PROVIDED ENTRIES START

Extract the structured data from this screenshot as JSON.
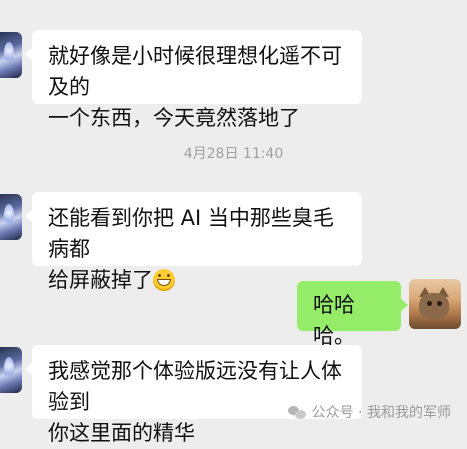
{
  "messages": [
    {
      "sender": "other",
      "text_lines": [
        "就好像是小时候很理想化遥不可及的",
        "一个东西，今天竟然落地了"
      ]
    },
    {
      "sender": "other",
      "text_lines": [
        "还能看到你把 AI 当中那些臭毛病都",
        "给屏蔽掉了"
      ],
      "emoji": "grinning-emoji"
    },
    {
      "sender": "self",
      "text_lines": [
        "哈哈哈。"
      ]
    },
    {
      "sender": "other",
      "text_lines": [
        "我感觉那个体验版远没有让人体验到",
        "你这里面的精华"
      ]
    }
  ],
  "timestamp": "4月28日 11:40",
  "watermark": {
    "label": "公众号 · 我和我的军师",
    "icon": "wechat-official-account-icon"
  },
  "colors": {
    "background": "#ededed",
    "incoming_bubble": "#ffffff",
    "outgoing_bubble": "#95ec69",
    "timestamp_text": "#a0a0a0"
  }
}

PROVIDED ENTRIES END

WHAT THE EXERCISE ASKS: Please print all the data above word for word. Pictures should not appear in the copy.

ANSWER FOR THIS EXERCISE:
Extract the structured data from this screenshot as JSON.
{
  "messages": [
    {
      "sender": "other",
      "text_lines": [
        "就好像是小时候很理想化遥不可及的",
        "一个东西，今天竟然落地了"
      ]
    },
    {
      "sender": "other",
      "text_lines": [
        "还能看到你把 AI 当中那些臭毛病都",
        "给屏蔽掉了"
      ],
      "emoji": "grinning-emoji"
    },
    {
      "sender": "self",
      "text_lines": [
        "哈哈哈。"
      ]
    },
    {
      "sender": "other",
      "text_lines": [
        "我感觉那个体验版远没有让人体验到",
        "你这里面的精华"
      ]
    }
  ],
  "timestamp": "4月28日 11:40",
  "watermark": {
    "label": "公众号 · 我和我的军师",
    "icon": "wechat-official-account-icon"
  },
  "colors": {
    "background": "#ededed",
    "incoming_bubble": "#ffffff",
    "outgoing_bubble": "#95ec69",
    "timestamp_text": "#a0a0a0"
  }
}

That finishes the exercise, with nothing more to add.